• [DATA FOR PROCESSING]
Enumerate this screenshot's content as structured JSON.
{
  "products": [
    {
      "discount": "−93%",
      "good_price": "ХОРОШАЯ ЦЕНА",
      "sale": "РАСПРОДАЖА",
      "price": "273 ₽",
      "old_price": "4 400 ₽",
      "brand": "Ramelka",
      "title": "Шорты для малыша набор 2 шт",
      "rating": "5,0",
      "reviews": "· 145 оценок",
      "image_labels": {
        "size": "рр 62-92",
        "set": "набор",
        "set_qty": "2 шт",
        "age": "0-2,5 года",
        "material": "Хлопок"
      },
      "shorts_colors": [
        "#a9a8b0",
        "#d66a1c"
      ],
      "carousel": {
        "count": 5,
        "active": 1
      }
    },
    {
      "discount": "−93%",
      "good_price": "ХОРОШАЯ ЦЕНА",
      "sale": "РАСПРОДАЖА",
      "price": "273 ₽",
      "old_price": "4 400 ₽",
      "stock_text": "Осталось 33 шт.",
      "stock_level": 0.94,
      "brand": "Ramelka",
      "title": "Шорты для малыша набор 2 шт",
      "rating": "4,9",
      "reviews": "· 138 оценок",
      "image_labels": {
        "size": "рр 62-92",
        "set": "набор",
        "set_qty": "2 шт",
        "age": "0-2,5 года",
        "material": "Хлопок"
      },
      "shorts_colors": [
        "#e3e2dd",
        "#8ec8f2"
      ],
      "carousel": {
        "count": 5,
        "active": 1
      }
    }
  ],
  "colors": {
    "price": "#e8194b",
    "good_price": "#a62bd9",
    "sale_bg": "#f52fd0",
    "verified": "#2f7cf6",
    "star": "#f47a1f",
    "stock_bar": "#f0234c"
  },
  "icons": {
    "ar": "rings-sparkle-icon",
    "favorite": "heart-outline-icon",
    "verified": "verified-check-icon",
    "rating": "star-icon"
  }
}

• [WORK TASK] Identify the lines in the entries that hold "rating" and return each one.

• [SOLUTION TO THE PROBLEM]
      "rating": "5,0",
      "rating": "4,9",
    "rating": "star-icon"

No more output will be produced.